Work order:
Locate every line in the records below that holds the word "edit" and return each one.

BEGIN Data extract

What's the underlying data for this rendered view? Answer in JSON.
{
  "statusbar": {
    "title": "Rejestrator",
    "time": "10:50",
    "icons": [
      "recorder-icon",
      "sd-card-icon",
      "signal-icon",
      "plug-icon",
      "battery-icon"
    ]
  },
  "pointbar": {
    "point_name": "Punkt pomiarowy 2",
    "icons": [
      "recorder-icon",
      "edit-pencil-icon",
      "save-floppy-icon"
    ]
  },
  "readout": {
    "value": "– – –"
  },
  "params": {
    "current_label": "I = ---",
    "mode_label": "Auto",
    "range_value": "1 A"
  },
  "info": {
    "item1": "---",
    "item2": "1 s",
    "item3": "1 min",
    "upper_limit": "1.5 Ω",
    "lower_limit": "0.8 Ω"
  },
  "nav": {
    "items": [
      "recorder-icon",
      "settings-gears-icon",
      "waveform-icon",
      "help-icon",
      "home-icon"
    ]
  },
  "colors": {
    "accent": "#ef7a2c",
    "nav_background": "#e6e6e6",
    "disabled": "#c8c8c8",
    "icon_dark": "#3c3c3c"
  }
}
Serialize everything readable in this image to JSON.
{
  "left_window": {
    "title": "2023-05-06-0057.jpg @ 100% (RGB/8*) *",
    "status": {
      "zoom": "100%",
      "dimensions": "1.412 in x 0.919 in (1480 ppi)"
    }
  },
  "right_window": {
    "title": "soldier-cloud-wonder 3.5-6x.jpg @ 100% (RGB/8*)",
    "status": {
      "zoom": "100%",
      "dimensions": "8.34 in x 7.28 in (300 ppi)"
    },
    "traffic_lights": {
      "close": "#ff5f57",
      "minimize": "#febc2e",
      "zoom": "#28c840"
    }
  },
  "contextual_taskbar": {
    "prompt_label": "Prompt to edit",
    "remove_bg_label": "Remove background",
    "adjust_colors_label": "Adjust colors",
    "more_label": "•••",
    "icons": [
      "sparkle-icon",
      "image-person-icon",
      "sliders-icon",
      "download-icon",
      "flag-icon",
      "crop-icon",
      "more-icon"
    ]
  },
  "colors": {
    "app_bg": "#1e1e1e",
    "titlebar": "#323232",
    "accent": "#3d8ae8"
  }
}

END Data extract

Expected answer:
      "edit-pencil-icon",
    "prompt_label": "Prompt to edit",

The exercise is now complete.